Requirement: The whole listing should be retyped exactly as it appears.

Records supplied:
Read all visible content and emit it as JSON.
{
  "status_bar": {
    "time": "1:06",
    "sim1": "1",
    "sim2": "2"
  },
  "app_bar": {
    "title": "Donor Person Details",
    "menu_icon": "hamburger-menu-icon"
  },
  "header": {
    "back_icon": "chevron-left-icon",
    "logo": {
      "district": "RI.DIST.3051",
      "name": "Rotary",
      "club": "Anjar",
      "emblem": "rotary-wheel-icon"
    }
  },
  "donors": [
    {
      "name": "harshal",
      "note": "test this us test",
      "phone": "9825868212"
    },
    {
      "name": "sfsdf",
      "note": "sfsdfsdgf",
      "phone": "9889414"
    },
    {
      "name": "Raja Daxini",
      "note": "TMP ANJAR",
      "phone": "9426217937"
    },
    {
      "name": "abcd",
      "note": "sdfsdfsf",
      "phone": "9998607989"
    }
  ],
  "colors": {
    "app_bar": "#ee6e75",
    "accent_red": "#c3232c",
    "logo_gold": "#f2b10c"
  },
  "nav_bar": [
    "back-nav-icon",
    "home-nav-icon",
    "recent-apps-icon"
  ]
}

Reply to the task:
Read all visible content and emit it as JSON.
{
  "status_bar": {
    "time": "1:06",
    "sim1": "1",
    "sim2": "2"
  },
  "app_bar": {
    "title": "Donor Person Details",
    "menu_icon": "hamburger-menu-icon"
  },
  "header": {
    "back_icon": "chevron-left-icon",
    "logo": {
      "district": "RI.DIST.3051",
      "name": "Rotary",
      "club": "Anjar",
      "emblem": "rotary-wheel-icon"
    }
  },
  "donors": [
    {
      "name": "harshal",
      "note": "test this us test",
      "phone": "9825868212"
    },
    {
      "name": "sfsdf",
      "note": "sfsdfsdgf",
      "phone": "9889414"
    },
    {
      "name": "Raja Daxini",
      "note": "TMP ANJAR",
      "phone": "9426217937"
    },
    {
      "name": "abcd",
      "note": "sdfsdfsf",
      "phone": "9998607989"
    }
  ],
  "colors": {
    "app_bar": "#ee6e75",
    "accent_red": "#c3232c",
    "logo_gold": "#f2b10c"
  },
  "nav_bar": [
    "back-nav-icon",
    "home-nav-icon",
    "recent-apps-icon"
  ]
}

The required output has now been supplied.